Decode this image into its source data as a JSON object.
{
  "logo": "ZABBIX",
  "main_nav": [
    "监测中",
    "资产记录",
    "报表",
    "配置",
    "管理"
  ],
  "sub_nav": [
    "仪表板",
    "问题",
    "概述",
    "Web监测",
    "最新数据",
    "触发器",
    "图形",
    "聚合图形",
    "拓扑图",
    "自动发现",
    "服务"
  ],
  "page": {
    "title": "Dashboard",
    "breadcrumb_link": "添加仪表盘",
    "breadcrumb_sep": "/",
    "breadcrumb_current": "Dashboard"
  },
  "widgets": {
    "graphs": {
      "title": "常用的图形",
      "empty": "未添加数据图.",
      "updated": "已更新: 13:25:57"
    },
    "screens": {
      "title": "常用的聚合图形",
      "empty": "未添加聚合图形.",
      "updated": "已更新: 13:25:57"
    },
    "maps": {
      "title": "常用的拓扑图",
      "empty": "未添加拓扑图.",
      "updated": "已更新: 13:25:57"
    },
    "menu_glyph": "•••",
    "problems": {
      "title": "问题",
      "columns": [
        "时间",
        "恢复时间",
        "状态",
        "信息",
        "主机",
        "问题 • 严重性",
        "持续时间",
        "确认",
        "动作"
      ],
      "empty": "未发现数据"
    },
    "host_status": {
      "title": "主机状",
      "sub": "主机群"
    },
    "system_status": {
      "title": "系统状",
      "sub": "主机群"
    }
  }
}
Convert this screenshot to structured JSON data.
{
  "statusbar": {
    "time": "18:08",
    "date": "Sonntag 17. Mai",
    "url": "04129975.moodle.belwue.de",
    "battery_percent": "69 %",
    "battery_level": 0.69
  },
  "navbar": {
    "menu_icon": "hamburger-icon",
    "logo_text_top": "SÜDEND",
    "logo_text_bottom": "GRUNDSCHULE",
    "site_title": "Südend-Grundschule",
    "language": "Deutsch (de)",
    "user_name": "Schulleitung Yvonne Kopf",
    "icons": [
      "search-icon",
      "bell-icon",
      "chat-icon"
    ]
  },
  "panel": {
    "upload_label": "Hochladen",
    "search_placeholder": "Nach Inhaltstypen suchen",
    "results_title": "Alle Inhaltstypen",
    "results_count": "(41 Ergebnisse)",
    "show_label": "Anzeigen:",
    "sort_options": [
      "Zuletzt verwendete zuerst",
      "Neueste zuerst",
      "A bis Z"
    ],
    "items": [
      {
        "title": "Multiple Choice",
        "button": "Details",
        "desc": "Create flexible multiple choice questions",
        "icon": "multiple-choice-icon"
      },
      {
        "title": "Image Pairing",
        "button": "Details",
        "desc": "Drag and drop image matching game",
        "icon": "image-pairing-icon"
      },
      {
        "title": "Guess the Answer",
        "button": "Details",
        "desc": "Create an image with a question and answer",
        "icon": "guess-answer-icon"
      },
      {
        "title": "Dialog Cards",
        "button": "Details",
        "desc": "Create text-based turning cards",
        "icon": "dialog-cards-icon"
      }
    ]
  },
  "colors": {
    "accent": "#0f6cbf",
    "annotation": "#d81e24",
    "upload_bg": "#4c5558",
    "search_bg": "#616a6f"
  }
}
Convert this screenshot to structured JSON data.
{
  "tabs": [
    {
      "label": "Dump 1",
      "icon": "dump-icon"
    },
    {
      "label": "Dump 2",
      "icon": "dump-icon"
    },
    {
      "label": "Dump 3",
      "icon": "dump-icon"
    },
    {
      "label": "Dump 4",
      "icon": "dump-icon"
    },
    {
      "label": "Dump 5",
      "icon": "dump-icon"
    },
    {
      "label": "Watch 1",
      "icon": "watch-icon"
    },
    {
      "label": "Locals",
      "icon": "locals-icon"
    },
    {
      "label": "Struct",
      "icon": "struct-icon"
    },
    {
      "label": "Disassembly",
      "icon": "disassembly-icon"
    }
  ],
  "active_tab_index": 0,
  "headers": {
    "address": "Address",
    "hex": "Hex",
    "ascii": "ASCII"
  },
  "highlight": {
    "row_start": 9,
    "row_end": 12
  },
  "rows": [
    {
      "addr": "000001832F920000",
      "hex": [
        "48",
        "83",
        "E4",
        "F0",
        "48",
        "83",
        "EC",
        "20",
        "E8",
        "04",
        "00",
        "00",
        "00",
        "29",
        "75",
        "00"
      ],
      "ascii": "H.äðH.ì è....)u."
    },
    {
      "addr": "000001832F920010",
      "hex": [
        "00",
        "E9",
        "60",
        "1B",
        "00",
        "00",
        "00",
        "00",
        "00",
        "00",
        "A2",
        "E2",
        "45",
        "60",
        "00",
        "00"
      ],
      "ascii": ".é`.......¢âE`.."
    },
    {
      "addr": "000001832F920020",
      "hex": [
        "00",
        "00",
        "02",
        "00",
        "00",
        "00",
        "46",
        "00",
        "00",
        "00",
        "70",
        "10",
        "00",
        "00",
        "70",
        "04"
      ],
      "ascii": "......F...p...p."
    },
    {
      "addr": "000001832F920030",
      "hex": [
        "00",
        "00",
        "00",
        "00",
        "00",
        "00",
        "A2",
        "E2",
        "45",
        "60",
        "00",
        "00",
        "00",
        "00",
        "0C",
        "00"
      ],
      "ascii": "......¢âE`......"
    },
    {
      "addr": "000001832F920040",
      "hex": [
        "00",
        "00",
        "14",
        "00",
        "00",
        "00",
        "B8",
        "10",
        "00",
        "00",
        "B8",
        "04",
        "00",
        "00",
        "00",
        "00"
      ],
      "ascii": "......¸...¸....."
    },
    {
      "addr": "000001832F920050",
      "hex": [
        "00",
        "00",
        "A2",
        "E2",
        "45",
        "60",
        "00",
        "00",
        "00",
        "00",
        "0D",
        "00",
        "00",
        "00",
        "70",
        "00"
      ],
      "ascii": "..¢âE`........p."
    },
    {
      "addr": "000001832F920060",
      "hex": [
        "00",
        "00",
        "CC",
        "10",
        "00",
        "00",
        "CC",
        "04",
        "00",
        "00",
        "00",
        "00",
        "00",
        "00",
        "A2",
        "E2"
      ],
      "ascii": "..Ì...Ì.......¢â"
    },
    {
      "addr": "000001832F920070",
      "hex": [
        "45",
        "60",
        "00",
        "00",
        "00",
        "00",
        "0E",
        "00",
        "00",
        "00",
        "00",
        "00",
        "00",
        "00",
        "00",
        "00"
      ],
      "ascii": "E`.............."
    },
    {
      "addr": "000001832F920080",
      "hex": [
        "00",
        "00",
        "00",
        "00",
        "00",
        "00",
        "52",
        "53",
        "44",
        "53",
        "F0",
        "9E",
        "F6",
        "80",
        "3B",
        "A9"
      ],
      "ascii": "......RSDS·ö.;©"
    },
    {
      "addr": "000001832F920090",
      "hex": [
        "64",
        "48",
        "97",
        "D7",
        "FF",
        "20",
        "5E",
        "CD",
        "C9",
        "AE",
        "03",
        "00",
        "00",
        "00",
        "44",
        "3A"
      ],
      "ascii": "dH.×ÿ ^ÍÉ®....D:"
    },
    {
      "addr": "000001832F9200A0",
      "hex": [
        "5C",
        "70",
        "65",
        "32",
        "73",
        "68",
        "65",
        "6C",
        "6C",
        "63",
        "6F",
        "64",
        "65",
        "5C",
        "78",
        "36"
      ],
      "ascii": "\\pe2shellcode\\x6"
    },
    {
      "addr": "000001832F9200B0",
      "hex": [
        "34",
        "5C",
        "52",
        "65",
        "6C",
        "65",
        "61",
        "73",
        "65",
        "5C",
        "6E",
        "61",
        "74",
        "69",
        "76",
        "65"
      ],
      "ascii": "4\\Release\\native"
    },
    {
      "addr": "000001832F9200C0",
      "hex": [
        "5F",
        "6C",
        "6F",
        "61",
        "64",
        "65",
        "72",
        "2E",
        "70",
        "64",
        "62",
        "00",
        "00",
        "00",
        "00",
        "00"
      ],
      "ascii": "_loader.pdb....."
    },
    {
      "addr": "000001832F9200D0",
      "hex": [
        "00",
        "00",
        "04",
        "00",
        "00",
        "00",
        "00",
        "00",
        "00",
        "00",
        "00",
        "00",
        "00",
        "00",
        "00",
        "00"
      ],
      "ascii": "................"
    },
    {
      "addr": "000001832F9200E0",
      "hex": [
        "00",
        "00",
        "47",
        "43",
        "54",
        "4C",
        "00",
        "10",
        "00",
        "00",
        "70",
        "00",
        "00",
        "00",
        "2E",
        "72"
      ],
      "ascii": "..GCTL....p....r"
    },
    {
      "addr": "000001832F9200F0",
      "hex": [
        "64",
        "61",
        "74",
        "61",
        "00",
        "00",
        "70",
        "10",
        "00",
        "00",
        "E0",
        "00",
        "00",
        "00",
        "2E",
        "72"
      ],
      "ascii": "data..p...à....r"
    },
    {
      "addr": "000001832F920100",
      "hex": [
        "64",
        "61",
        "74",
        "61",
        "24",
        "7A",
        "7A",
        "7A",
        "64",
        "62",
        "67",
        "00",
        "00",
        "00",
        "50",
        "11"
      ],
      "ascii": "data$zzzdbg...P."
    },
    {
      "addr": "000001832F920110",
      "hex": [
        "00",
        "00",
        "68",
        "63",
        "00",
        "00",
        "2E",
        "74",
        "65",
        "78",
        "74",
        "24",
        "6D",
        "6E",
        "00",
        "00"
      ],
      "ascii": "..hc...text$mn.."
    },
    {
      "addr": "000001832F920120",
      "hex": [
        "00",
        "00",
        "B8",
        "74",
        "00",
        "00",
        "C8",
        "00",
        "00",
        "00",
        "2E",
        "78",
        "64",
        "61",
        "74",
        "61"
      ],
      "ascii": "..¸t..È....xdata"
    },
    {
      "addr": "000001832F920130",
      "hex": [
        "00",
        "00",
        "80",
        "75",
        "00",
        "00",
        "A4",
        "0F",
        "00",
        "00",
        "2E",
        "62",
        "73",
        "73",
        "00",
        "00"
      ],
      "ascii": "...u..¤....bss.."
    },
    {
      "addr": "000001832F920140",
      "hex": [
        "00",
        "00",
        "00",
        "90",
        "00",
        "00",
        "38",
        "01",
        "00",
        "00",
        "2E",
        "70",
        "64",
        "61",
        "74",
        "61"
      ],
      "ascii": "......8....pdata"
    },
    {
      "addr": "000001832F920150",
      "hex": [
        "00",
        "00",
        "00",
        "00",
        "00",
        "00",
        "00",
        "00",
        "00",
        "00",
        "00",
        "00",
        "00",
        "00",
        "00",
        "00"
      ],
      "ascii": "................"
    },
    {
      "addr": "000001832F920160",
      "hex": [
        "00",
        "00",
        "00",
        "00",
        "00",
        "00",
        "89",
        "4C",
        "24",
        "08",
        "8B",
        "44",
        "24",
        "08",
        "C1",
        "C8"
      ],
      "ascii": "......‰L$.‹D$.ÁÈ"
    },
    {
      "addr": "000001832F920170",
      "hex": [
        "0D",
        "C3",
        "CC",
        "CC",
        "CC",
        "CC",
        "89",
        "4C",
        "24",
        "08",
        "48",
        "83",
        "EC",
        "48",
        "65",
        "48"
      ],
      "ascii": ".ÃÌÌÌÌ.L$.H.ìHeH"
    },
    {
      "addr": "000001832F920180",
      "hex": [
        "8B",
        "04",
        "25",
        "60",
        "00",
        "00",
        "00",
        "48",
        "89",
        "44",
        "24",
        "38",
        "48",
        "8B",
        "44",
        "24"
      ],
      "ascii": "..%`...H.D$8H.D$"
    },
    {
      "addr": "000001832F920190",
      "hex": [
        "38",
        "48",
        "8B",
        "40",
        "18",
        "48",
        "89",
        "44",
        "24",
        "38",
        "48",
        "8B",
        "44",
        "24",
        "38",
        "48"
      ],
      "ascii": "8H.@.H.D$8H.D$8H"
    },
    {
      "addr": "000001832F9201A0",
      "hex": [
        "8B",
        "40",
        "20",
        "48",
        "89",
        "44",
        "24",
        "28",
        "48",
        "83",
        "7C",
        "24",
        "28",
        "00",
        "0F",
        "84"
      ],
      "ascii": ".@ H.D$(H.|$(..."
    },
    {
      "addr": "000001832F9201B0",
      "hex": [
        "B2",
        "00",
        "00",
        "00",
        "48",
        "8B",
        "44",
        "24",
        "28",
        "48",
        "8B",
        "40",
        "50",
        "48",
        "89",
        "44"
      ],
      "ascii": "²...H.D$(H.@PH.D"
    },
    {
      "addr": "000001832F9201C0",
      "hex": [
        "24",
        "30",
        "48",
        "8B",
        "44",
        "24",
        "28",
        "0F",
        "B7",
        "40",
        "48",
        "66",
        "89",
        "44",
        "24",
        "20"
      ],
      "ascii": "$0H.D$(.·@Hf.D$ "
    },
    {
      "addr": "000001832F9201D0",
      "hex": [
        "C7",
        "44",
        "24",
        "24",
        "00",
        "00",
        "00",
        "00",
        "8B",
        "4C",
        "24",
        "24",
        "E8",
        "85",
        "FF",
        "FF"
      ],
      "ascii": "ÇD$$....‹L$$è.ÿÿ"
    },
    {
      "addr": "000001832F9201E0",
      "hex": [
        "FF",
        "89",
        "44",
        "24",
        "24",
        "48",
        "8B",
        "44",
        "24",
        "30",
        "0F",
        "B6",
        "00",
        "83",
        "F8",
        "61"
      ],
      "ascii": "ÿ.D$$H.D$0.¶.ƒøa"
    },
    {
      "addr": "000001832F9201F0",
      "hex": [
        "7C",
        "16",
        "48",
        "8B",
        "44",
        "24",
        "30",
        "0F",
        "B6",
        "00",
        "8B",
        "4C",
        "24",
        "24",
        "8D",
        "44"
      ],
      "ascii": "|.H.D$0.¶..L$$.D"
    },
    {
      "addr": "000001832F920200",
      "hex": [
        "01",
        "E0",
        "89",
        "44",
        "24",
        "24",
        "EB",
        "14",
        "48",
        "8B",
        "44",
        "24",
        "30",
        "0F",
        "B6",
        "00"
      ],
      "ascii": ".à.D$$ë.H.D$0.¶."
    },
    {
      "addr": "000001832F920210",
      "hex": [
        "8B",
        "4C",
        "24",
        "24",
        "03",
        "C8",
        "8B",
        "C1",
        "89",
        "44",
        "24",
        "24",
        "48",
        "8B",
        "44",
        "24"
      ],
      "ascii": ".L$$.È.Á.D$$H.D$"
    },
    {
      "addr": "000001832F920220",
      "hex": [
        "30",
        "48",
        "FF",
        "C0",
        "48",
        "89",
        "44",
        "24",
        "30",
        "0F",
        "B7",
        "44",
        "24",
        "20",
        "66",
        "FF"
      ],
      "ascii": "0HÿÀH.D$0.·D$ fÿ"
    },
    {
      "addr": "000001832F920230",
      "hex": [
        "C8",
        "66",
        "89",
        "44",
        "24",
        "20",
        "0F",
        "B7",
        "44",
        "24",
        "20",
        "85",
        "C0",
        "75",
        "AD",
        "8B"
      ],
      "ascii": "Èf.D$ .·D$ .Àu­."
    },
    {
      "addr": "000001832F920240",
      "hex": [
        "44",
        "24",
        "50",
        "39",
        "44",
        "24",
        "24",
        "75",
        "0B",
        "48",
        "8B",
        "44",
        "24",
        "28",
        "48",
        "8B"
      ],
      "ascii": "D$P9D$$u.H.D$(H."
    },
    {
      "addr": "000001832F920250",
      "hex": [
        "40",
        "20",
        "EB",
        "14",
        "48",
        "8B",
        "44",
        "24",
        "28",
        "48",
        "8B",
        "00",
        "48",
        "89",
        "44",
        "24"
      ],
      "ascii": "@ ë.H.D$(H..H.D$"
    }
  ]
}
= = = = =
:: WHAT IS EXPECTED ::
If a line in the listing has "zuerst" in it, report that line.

:: REPLY TO THE TASK ::
      "Zuletzt verwendete zuerst",
      "Neueste zuerst",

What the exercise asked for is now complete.